◆ **Instructions to follow**:
Return the lines of the data below in which the string "icon" occurs.

(Items from an interface collection)
· · · · ·

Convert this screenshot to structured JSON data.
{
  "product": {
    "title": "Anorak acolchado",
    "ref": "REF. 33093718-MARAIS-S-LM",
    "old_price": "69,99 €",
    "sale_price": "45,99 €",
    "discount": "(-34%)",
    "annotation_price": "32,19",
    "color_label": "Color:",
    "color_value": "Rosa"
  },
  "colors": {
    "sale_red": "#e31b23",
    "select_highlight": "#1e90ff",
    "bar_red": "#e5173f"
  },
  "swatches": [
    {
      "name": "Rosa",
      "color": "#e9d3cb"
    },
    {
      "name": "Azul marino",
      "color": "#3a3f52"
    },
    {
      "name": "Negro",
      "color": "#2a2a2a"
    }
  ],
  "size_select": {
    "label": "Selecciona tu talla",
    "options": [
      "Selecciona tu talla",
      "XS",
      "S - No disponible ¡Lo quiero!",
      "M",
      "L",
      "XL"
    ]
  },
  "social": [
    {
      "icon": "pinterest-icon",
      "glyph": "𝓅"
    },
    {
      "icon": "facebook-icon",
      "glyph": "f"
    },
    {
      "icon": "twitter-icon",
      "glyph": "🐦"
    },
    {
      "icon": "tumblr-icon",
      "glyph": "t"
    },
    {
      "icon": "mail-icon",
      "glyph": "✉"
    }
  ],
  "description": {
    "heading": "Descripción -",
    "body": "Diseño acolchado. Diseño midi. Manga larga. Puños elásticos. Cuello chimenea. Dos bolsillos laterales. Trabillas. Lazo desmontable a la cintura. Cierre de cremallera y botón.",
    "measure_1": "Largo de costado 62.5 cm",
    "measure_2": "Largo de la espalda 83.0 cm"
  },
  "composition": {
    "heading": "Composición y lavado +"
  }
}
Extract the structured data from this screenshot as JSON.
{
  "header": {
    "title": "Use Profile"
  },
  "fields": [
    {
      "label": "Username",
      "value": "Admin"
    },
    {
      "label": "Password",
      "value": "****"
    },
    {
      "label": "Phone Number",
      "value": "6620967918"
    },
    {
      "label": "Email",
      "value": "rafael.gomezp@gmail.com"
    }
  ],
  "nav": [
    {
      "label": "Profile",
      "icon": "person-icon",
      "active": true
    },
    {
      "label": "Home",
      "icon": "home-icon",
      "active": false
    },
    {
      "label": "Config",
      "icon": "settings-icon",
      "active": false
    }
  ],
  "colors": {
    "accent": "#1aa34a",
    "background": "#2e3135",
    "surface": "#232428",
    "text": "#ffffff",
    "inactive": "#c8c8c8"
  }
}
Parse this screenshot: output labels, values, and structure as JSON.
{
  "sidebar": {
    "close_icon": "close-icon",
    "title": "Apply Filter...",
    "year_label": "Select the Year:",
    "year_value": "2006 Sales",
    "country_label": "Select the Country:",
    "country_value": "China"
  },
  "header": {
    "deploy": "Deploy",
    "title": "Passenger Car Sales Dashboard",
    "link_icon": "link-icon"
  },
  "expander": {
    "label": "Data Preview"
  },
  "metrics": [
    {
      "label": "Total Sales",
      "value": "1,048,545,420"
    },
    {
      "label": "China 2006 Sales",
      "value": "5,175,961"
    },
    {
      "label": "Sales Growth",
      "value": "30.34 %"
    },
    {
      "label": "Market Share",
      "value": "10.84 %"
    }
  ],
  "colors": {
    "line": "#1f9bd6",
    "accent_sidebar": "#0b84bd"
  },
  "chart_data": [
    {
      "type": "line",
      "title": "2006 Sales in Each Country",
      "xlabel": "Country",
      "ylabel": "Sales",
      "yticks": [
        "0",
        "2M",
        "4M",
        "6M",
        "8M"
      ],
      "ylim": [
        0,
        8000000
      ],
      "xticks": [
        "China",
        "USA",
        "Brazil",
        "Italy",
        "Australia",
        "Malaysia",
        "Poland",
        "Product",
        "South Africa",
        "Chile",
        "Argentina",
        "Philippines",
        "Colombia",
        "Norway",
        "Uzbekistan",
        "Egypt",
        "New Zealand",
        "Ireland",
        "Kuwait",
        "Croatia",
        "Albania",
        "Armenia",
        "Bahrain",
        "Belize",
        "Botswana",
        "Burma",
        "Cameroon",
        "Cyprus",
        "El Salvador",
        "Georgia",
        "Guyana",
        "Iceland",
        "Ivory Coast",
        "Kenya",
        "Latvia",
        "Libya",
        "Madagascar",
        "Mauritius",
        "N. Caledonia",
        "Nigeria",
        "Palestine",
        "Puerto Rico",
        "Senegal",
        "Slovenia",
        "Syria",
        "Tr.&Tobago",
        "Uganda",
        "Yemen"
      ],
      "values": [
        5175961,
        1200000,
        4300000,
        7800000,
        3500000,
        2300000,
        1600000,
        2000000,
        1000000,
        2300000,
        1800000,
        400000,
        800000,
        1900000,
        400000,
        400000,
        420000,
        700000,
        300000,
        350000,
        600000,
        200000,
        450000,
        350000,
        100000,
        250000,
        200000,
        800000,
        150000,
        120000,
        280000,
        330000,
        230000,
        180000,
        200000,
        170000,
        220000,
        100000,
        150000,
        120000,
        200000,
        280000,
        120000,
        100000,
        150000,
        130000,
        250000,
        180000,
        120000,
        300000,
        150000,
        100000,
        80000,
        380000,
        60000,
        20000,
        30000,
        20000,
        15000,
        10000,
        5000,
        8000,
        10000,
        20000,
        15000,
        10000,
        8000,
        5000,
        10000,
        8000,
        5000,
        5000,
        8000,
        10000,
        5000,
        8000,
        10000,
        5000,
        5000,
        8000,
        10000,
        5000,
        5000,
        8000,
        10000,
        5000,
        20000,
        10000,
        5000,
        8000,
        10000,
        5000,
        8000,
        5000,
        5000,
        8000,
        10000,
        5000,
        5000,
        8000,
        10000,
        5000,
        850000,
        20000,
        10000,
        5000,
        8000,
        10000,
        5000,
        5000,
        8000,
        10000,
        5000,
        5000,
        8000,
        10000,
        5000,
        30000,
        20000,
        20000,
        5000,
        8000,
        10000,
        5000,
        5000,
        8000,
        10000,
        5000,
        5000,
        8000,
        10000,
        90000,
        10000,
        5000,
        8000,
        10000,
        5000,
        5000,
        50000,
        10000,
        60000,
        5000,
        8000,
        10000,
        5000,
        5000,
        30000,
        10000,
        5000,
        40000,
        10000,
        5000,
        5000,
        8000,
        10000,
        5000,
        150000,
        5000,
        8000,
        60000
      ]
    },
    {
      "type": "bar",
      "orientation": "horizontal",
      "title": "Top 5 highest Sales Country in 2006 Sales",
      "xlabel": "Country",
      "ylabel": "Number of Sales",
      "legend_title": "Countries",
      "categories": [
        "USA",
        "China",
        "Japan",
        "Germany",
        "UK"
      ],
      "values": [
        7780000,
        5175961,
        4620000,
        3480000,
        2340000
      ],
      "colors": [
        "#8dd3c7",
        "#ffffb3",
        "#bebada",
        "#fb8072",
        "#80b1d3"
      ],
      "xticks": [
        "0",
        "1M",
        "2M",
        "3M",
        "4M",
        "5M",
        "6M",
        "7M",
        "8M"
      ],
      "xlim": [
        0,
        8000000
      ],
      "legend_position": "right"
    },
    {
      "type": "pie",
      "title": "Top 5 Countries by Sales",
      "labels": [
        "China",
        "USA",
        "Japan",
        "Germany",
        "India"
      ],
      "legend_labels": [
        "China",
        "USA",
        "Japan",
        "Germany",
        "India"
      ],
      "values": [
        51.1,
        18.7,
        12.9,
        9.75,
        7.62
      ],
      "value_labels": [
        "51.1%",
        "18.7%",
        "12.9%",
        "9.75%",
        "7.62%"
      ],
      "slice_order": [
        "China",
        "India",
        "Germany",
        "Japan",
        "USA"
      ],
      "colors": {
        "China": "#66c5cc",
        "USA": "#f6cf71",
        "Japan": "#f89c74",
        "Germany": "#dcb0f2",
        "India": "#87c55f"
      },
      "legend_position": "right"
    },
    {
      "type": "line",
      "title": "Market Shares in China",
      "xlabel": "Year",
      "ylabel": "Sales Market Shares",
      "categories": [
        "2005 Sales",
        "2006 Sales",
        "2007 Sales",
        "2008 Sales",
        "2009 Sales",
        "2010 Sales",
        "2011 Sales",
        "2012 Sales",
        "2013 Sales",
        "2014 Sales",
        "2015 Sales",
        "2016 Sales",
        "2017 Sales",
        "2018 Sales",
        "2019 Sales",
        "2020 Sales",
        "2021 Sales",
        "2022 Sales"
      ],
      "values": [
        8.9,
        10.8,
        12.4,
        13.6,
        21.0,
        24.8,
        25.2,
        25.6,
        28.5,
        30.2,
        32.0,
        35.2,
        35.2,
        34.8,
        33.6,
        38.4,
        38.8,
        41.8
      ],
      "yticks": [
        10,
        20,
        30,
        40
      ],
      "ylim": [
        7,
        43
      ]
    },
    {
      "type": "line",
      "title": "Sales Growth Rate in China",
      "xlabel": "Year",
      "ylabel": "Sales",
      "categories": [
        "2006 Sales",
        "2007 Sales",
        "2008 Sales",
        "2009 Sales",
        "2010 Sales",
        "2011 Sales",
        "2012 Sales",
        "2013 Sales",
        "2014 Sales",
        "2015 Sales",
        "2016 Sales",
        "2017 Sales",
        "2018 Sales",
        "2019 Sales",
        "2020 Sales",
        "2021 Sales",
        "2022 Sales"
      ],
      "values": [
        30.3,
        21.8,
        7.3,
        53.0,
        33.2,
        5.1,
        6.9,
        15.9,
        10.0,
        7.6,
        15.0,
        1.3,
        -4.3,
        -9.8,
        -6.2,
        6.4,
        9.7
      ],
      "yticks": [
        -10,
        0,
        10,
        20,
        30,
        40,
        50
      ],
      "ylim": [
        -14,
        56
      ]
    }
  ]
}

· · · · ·

◆ **Task result**:
      "icon": "pinterest-icon",
      "icon": "facebook-icon",
      "icon": "twitter-icon",
      "icon": "tumblr-icon",
      "icon": "mail-icon",
      "icon": "person-icon",
      "icon": "home-icon",
      "icon": "settings-icon",
    "close_icon": "close-icon",
    "link_icon": "link-icon"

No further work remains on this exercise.